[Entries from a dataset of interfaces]
▬▬▬

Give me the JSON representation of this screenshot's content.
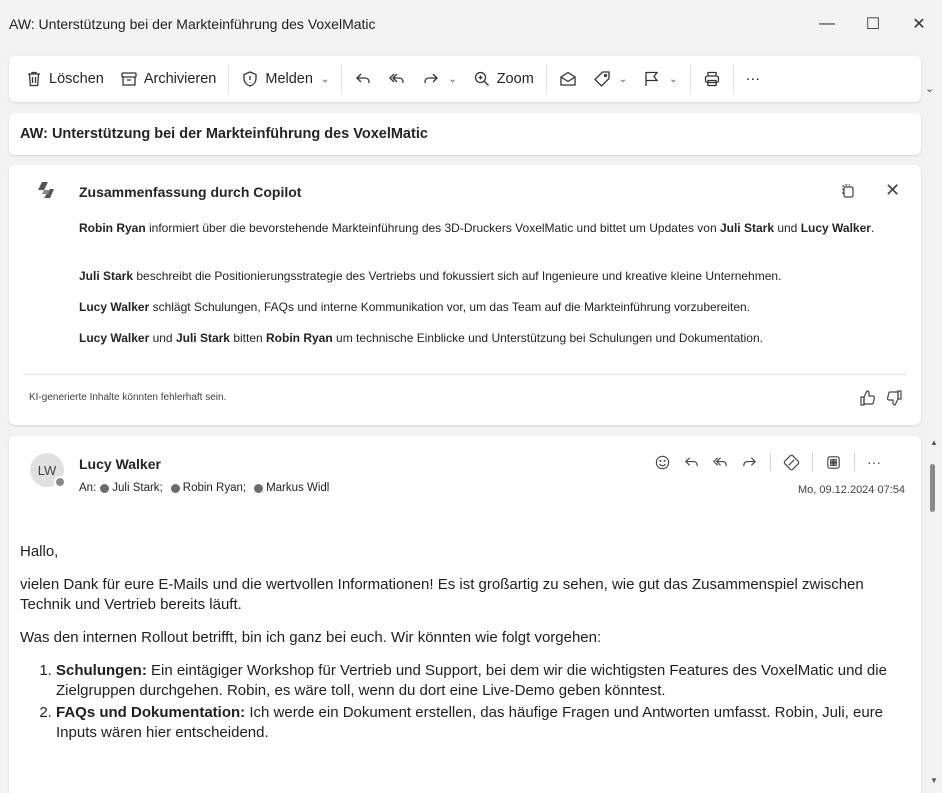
{
  "window": {
    "title": "AW: Unterstützung bei der Markteinführung des VoxelMatic",
    "minimize": "—",
    "maximize": "☐",
    "close": "✕"
  },
  "toolbar": {
    "delete_label": "Löschen",
    "archive_label": "Archivieren",
    "report_label": "Melden",
    "zoom_label": "Zoom",
    "more_label": "···",
    "overflow_label": "⌄"
  },
  "subject": "AW: Unterstützung bei der Markteinführung des VoxelMatic",
  "copilot": {
    "title": "Zusammenfassung durch Copilot",
    "close": "✕",
    "paragraphs": [
      [
        {
          "t": "Robin Ryan",
          "b": true
        },
        {
          "t": " informiert über die bevorstehende Markteinführung des 3D-Druckers VoxelMatic und bittet um Updates von ",
          "b": false
        },
        {
          "t": "Juli Stark",
          "b": true
        },
        {
          "t": " und ",
          "b": false
        },
        {
          "t": "Lucy Walker",
          "b": true
        },
        {
          "t": ".",
          "b": false
        }
      ],
      [
        {
          "t": "Juli Stark",
          "b": true
        },
        {
          "t": " beschreibt die Positionierungsstrategie des Vertriebs und fokussiert sich auf Ingenieure und kreative kleine Unternehmen.",
          "b": false
        }
      ],
      [
        {
          "t": "Lucy Walker",
          "b": true
        },
        {
          "t": " schlägt Schulungen, FAQs und interne Kommunikation vor, um das Team auf die Markteinführung vorzubereiten.",
          "b": false
        }
      ],
      [
        {
          "t": "Lucy Walker",
          "b": true
        },
        {
          "t": " und ",
          "b": false
        },
        {
          "t": "Juli Stark",
          "b": true
        },
        {
          "t": " bitten ",
          "b": false
        },
        {
          "t": "Robin Ryan",
          "b": true
        },
        {
          "t": " um technische Einblicke und Unterstützung bei Schulungen und Dokumentation.",
          "b": false
        }
      ]
    ],
    "disclaimer": "KI-generierte Inhalte könnten fehlerhaft sein."
  },
  "message": {
    "avatar_initials": "LW",
    "sender": "Lucy Walker",
    "to_label": "An:",
    "recipients": [
      "Juli Stark;",
      "Robin Ryan;",
      "Markus Widl"
    ],
    "date": "Mo, 09.12.2024 07:54",
    "more_label": "···",
    "greeting": "Hallo,",
    "para1": "vielen Dank für eure E-Mails und die wertvollen Informationen! Es ist großartig zu sehen, wie gut das Zusammenspiel zwischen Technik und Vertrieb bereits läuft.",
    "para2": "Was den internen Rollout betrifft, bin ich ganz bei euch. Wir könnten wie folgt vorgehen:",
    "list": [
      {
        "head": "Schulungen:",
        "text": " Ein eintägiger Workshop für Vertrieb und Support, bei dem wir die wichtigsten Features des VoxelMatic und die Zielgruppen durchgehen. Robin, es wäre toll, wenn du dort eine Live-Demo geben könntest."
      },
      {
        "head": "FAQs und Dokumentation:",
        "text": " Ich werde ein Dokument erstellen, das häufige Fragen und Antworten umfasst. Robin, Juli, eure Inputs wären hier entscheidend."
      }
    ]
  },
  "scrollbar": {
    "up": "▲",
    "down": "▼"
  },
  "colors": {
    "accent": "#0f6cbd",
    "background": "#f3f3f3",
    "card": "#ffffff"
  }
}
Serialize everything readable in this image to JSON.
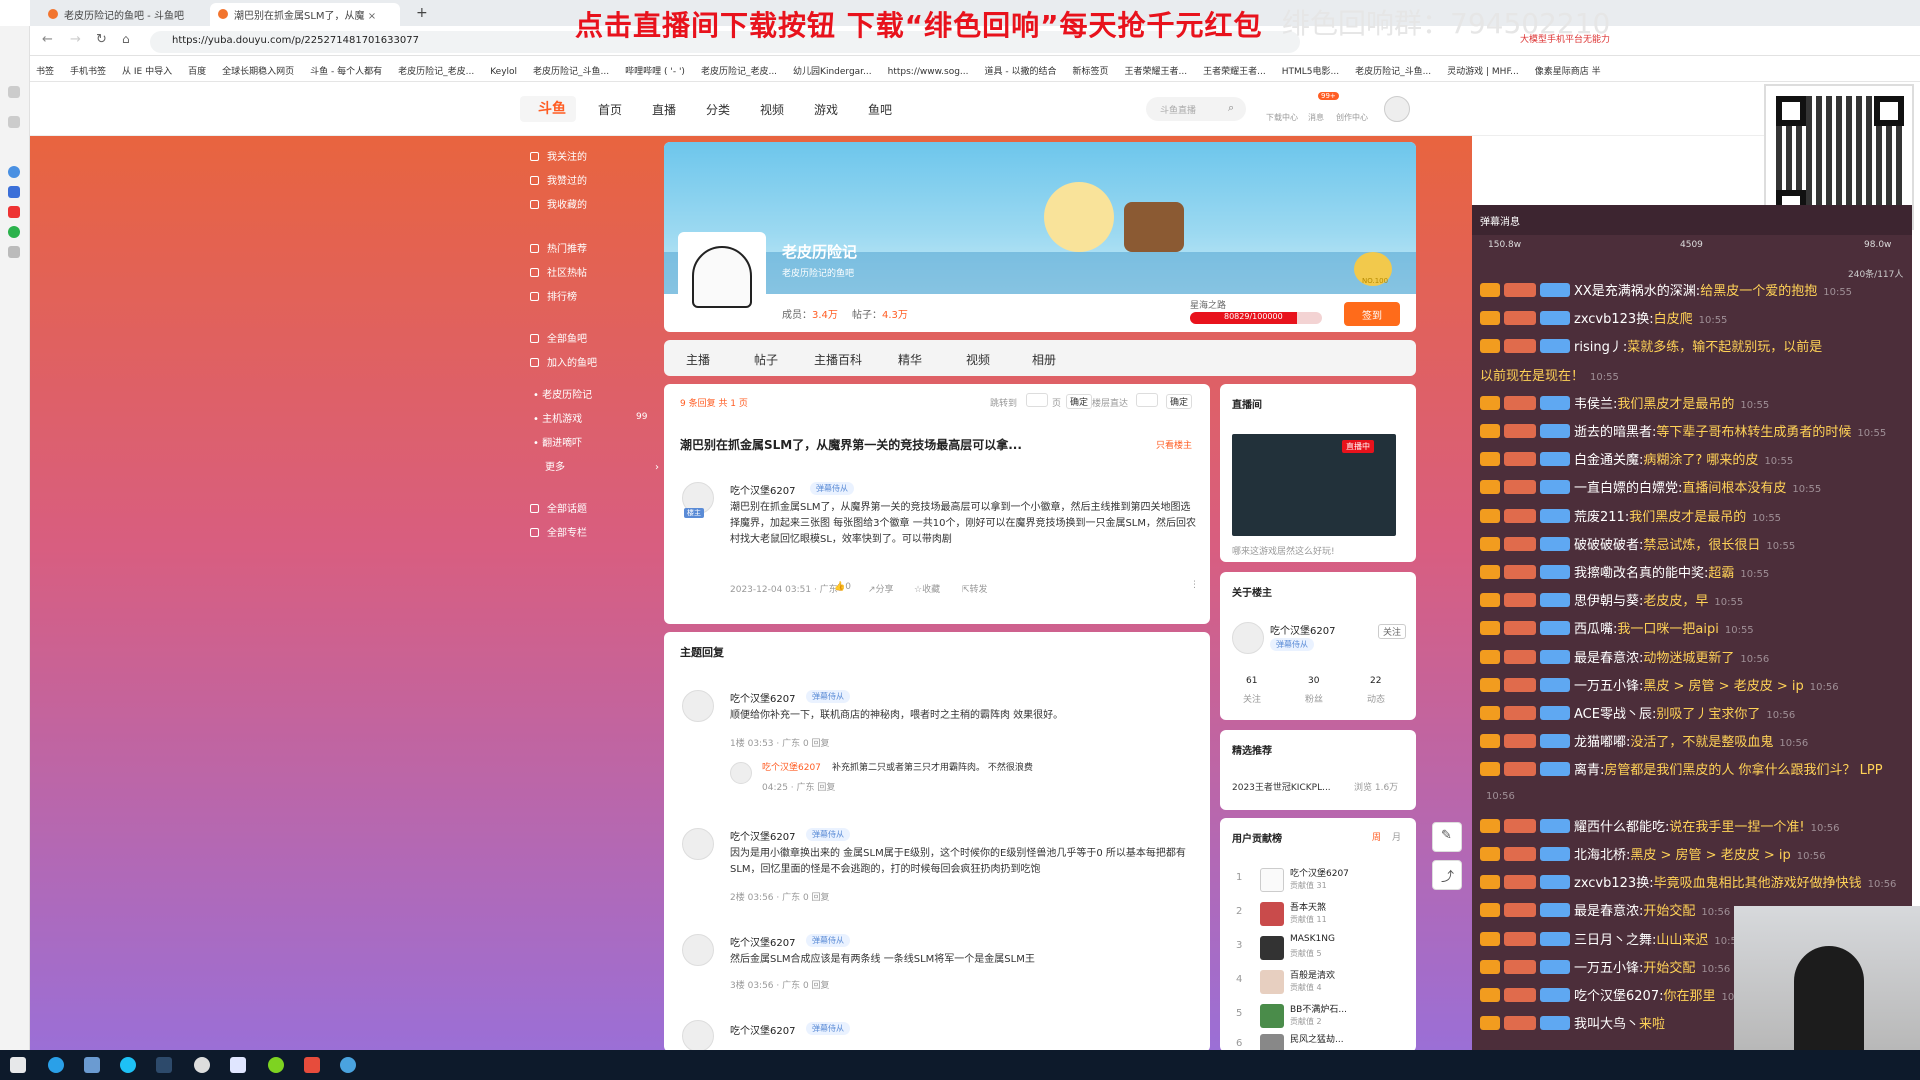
{
  "browser": {
    "tabs": [
      {
        "label": "老皮历险记的鱼吧 - 斗鱼吧"
      },
      {
        "label": "潮巴别在抓金属SLM了，从魔"
      }
    ],
    "url": "https://yuba.douyu.com/p/225271481701633077",
    "bookmarks": [
      "书签",
      "手机书签",
      "从 IE 中导入",
      "百度",
      "全球长期稳入网页",
      "斗鱼 - 每个人都有",
      "老皮历险记_老皮...",
      "Keylol",
      "老皮历险记_斗鱼...",
      "哔哩哔哩 ( '- ')",
      "老皮历险记_老皮...",
      "幼儿园Kindergar...",
      "https://www.sog...",
      "道具 - 以撒的结合",
      "新标签页",
      "王者荣耀王者...",
      "王者荣耀王者...",
      "HTML5电影...",
      "老皮历险记_斗鱼...",
      "灵动游戏 | MHF...",
      "像素星际商店 半"
    ],
    "ext_label": "大模型手机平台无能力"
  },
  "overlay": {
    "promo": "点击直播间下载按钮 下载“绯色回响”每天抢千元红包",
    "group": "绯色回响群：794502210"
  },
  "site": {
    "logo": "斗鱼",
    "nav": [
      "首页",
      "直播",
      "分类",
      "视频",
      "游戏",
      "鱼吧"
    ],
    "search_placeholder": "斗鱼直播",
    "header_icons": [
      "下载中心",
      "消息",
      "创作中心"
    ],
    "msg_badge": "99+"
  },
  "sidebar": {
    "items": [
      {
        "label": "我关注的"
      },
      {
        "label": "我赞过的"
      },
      {
        "label": "我收藏的"
      },
      {
        "label": "热门推荐"
      },
      {
        "label": "社区热帖"
      },
      {
        "label": "排行榜"
      },
      {
        "label": "全部鱼吧"
      },
      {
        "label": "加入的鱼吧"
      }
    ],
    "sub": [
      {
        "label": "老皮历险记"
      },
      {
        "label": "主机游戏",
        "count": "99"
      },
      {
        "label": "翻进嘀吓"
      },
      {
        "label": "更多"
      }
    ],
    "bottom": [
      {
        "label": "全部话题"
      },
      {
        "label": "全部专栏"
      }
    ]
  },
  "group": {
    "name": "老皮历险记",
    "subtitle": "老皮历险记的鱼吧",
    "members_label": "成员：",
    "members": "3.4万",
    "posts_label": "帖子：",
    "posts": "4.3万",
    "level_name": "星海之路",
    "level_progress": "80829/100000",
    "level_fraction": 0.81,
    "rank_badge": "NO.100",
    "checkin": "签到"
  },
  "tabs": [
    "主播",
    "帖子",
    "主播百科",
    "精华",
    "视频",
    "相册"
  ],
  "post": {
    "reply_count": "9 条回复 共 1 页",
    "jump_label": "跳转到",
    "page_suffix": "页",
    "confirm": "确定",
    "floor_label": "楼层直达",
    "confirm2": "确定",
    "title": "潮巴别在抓金属SLM了，从魔界第一关的竞技场最高层可以拿...",
    "only_op": "只看楼主",
    "author": "吃个汉堡6207",
    "author_badge": "弹幕侍从",
    "op_tag": "楼主",
    "body": "潮巴别在抓金属SLM了，从魔界第一关的竞技场最高层可以拿到一个小徽章，然后主线推到第四关地图选择魔界，加起来三张图 每张图给3个徽章 一共10个，刚好可以在魔界竞技场换到一只金属SLM，然后回农村找大老鼠回忆眼模SL，效率快到了。可以带肉剧",
    "date": "2023-12-04 03:51 · 广东",
    "likes": "0",
    "share": "分享",
    "fav": "收藏",
    "forward": "转发"
  },
  "replies": {
    "title": "主题回复",
    "items": [
      {
        "author": "吃个汉堡6207",
        "badge": "弹幕侍从",
        "text": "顺便给你补充一下，联机商店的神秘肉，喂者时之主稍的霸阵肉 效果很好。",
        "meta": "1楼  03:53 · 广东  0  回复",
        "sub_author": "吃个汉堡6207",
        "sub_text": "补充抓第二只或者第三只才用霸阵肉。 不然很浪费",
        "sub_meta": "04:25 · 广东  回复"
      },
      {
        "author": "吃个汉堡6207",
        "badge": "弹幕侍从",
        "text": "因为是用小徽章换出来的 金属SLM属于E级别，这个时候你的E级别怪兽池几乎等于0 所以基本每把都有SLM，回忆里面的怪是不会逃跑的，打的时候每回会疯狂扔肉扔到吃饱",
        "meta": "2楼  03:56 · 广东  0  回复"
      },
      {
        "author": "吃个汉堡6207",
        "badge": "弹幕侍从",
        "text": "然后金属SLM合成应该是有两条线 一条线SLM将军一个是金属SLM王",
        "meta": "3楼  03:56 · 广东  0  回复"
      },
      {
        "author": "吃个汉堡6207",
        "badge": "弹幕侍从",
        "text": "",
        "meta": ""
      }
    ]
  },
  "widgets": {
    "live_title": "直播间",
    "live_badge": "直播中",
    "live_caption": "哪来这游戏居然这么好玩!",
    "about_title": "关于楼主",
    "about_name": "吃个汉堡6207",
    "about_badge": "弹幕侍从",
    "about_follow": "关注",
    "about_stats": [
      {
        "num": "61",
        "label": "关注"
      },
      {
        "num": "30",
        "label": "粉丝"
      },
      {
        "num": "22",
        "label": "动态"
      }
    ],
    "sel_title": "精选推荐",
    "sel_item": "2023王者世冠KICKPL...",
    "sel_views": "浏览 1.6万",
    "rank_title": "用户贡献榜",
    "rank_tabs": [
      "周",
      "月"
    ],
    "rank": [
      {
        "n": "1",
        "name": "吃个汉堡6207",
        "score": "贡献值 31"
      },
      {
        "n": "2",
        "name": "吾本天煞",
        "score": "贡献值 11"
      },
      {
        "n": "3",
        "name": "MASK1NG",
        "score": "贡献值 5"
      },
      {
        "n": "4",
        "name": "百般是清欢",
        "score": "贡献值 4"
      },
      {
        "n": "5",
        "name": "BB不满炉石...",
        "score": "贡献值 2"
      },
      {
        "n": "6",
        "name": "民风之猛劫...",
        "score": ""
      }
    ]
  },
  "danmaku": {
    "header": "弹幕消息",
    "stats": [
      "150.8w",
      "4509",
      "98.0w"
    ],
    "online": "240条/117人",
    "lines": [
      {
        "name": "XX是充满祸水的深渊:",
        "msg": "给黑皮一个爱的抱抱",
        "t": "10:55"
      },
      {
        "name": "zxcvb123换:",
        "msg": "白皮爬",
        "t": "10:55"
      },
      {
        "name": "rising丿:",
        "msg": "菜就多练，输不起就别玩，以前是",
        "t": ""
      },
      {
        "name": "",
        "msg": "以前现在是现在！",
        "t": "10:55"
      },
      {
        "name": "韦侯兰:",
        "msg": "我们黑皮才是最吊的",
        "t": "10:55"
      },
      {
        "name": "逝去的暗黑者:",
        "msg": "等下辈子哥布林转生成勇者的时候",
        "t": "10:55"
      },
      {
        "name": "白金通关魔:",
        "msg": "病糊涂了? 哪来的皮",
        "t": "10:55"
      },
      {
        "name": "一直白嫖的白嫖党:",
        "msg": "直播间根本没有皮",
        "t": "10:55"
      },
      {
        "name": "荒废211:",
        "msg": "我们黑皮才是最吊的",
        "t": "10:55"
      },
      {
        "name": "破破破破者:",
        "msg": "禁忌试炼，很长很日",
        "t": "10:55"
      },
      {
        "name": "我擦嘞改名真的能中奖:",
        "msg": "超霸",
        "t": "10:55"
      },
      {
        "name": "思伊朝与葵:",
        "msg": "老皮皮，早",
        "t": "10:55"
      },
      {
        "name": "西瓜嘴:",
        "msg": "我一口咪一把aipi",
        "t": "10:55"
      },
      {
        "name": "最是春意浓:",
        "msg": "动物迷城更新了",
        "t": "10:56"
      },
      {
        "name": "一万五小锋:",
        "msg": "黑皮 > 房管 > 老皮皮 > ip",
        "t": "10:56"
      },
      {
        "name": "ACE零战丶辰:",
        "msg": "别吸了丿宝求你了",
        "t": "10:56"
      },
      {
        "name": "龙猫嘟嘟:",
        "msg": "没活了，不就是整吸血鬼",
        "t": "10:56"
      },
      {
        "name": "离青:",
        "msg": "房管都是我们黑皮的人 你拿什么跟我们斗？ LPP",
        "t": ""
      },
      {
        "name": "",
        "msg": "",
        "t": "10:56"
      },
      {
        "name": "耀西什么都能吃:",
        "msg": "说在我手里一捏一个准!",
        "t": "10:56"
      },
      {
        "name": "北海北桥:",
        "msg": "黑皮 > 房管 > 老皮皮 > ip",
        "t": "10:56"
      },
      {
        "name": "zxcvb123换:",
        "msg": "毕竟吸血鬼相比其他游戏好做挣快钱",
        "t": "10:56"
      },
      {
        "name": "最是春意浓:",
        "msg": "开始交配",
        "t": "10:56"
      },
      {
        "name": "三日月丶之舞:",
        "msg": "山山来迟",
        "t": "10:56"
      },
      {
        "name": "一万五小锋:",
        "msg": "开始交配",
        "t": "10:56"
      },
      {
        "name": "吃个汉堡6207:",
        "msg": "你在那里",
        "t": "10:56"
      },
      {
        "name": "我叫大鸟丶",
        "msg": "来啦",
        "t": ""
      }
    ]
  },
  "colors": {
    "brand": "#ff5d23",
    "promo_red": "#e8121c",
    "danmaku_bg": "#4c2e3a",
    "gradient_top": "#e8643f",
    "gradient_bottom": "#9b6fd6"
  }
}
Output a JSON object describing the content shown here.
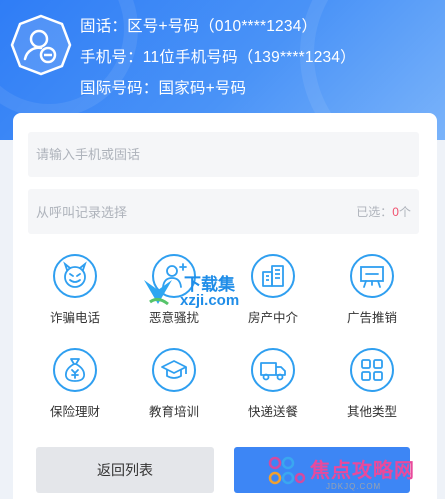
{
  "header": {
    "lines": [
      "固话：区号+号码（010****1234）",
      "手机号：11位手机号码（139****1234）",
      "国际号码：国家码+号码"
    ]
  },
  "form": {
    "phone_placeholder": "请输入手机或固话",
    "history_label": "从呼叫记录选择",
    "selected_prefix": "已选：",
    "selected_count": "0",
    "selected_suffix": "个"
  },
  "categories": [
    {
      "label": "诈骗电话",
      "icon": "devil-face-icon"
    },
    {
      "label": "恶意骚扰",
      "icon": "harass-person-icon"
    },
    {
      "label": "房产中介",
      "icon": "buildings-icon"
    },
    {
      "label": "广告推销",
      "icon": "billboard-icon"
    },
    {
      "label": "保险理财",
      "icon": "money-bag-icon"
    },
    {
      "label": "教育培训",
      "icon": "graduation-cap-icon"
    },
    {
      "label": "快递送餐",
      "icon": "delivery-truck-icon"
    },
    {
      "label": "其他类型",
      "icon": "grid-icon"
    }
  ],
  "buttons": {
    "back": "返回列表",
    "confirm": ""
  },
  "watermarks": {
    "center_title": "下载集",
    "center_url": "xzji.com",
    "corner_title": "焦点攻略网",
    "corner_url": "JDKJQ.COM"
  },
  "colors": {
    "accent": "#2f9ff0",
    "header_blue": "#2f7df6",
    "count_red": "#f0506e"
  }
}
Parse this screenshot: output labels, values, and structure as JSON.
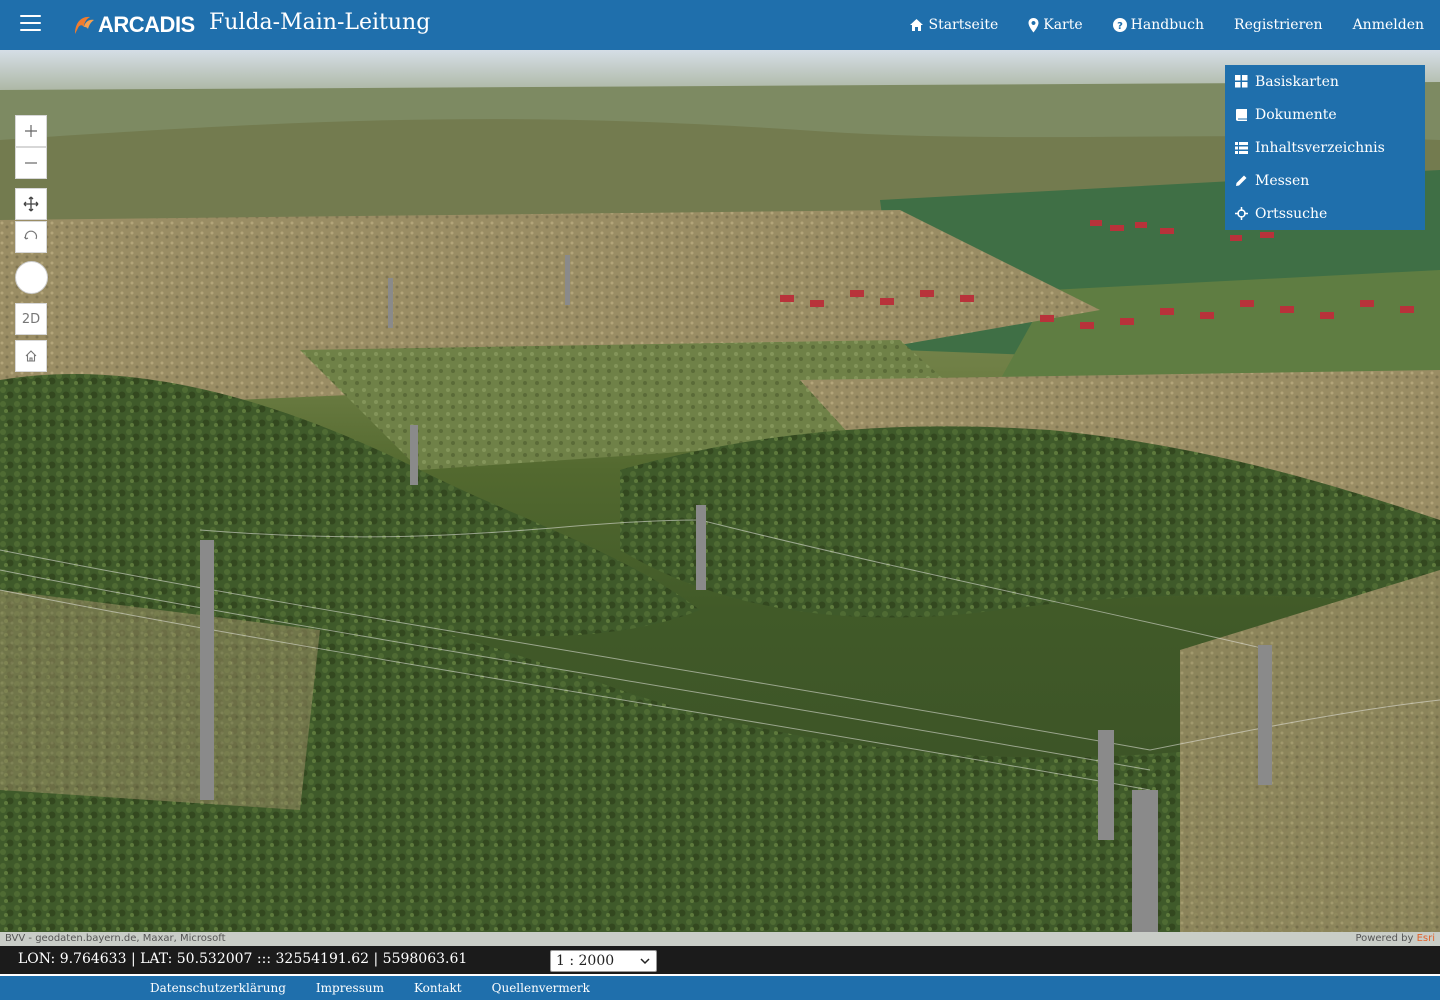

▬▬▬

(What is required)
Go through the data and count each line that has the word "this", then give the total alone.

(Response to the exercise)
3